About this exercise:
Your reply should be the entries, output word for word, with each picture omitted.

# # # #

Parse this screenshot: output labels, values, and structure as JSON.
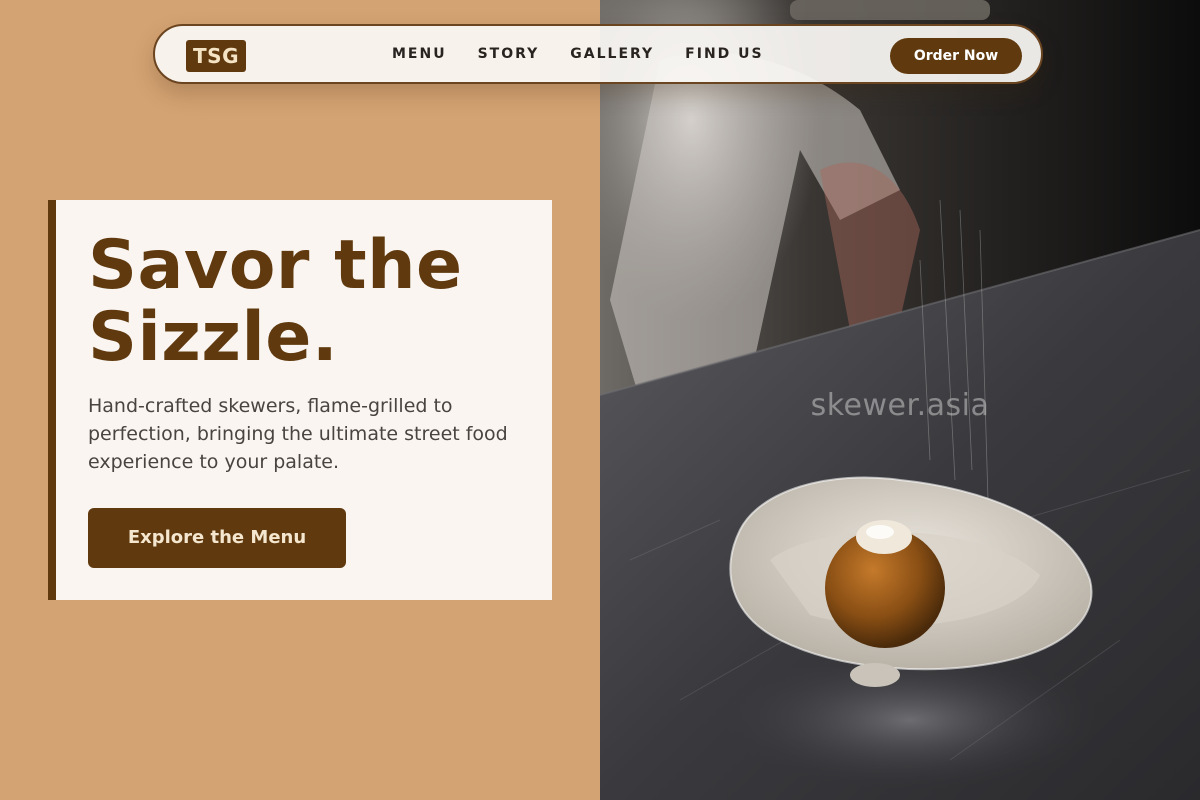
{
  "nav": {
    "logo": "TSG",
    "links": [
      "MENU",
      "STORY",
      "GALLERY",
      "FIND US"
    ],
    "cta_label": "Order Now"
  },
  "hero": {
    "title": "Savor the\nSizzle.",
    "subtitle": "Hand-crafted skewers, flame-grilled to perfection, bringing the ultimate street food experience to your palate.",
    "button_label": "Explore the Menu"
  },
  "photo": {
    "watermark": "skewer.asia"
  },
  "colors": {
    "background_tan": "#d4a373",
    "brand_brown": "#603a0e",
    "card_cream": "#faf5f1"
  }
}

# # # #

Exercise output:
Parse this screenshot: output labels, values, and structure as JSON.
{
  "nav": {
    "logo": "TSG",
    "links": [
      "MENU",
      "STORY",
      "GALLERY",
      "FIND US"
    ],
    "cta_label": "Order Now"
  },
  "hero": {
    "title": "Savor the\nSizzle.",
    "subtitle": "Hand-crafted skewers, flame-grilled to perfection, bringing the ultimate street food experience to your palate.",
    "button_label": "Explore the Menu"
  },
  "photo": {
    "watermark": "skewer.asia"
  },
  "colors": {
    "background_tan": "#d4a373",
    "brand_brown": "#603a0e",
    "card_cream": "#faf5f1"
  }
}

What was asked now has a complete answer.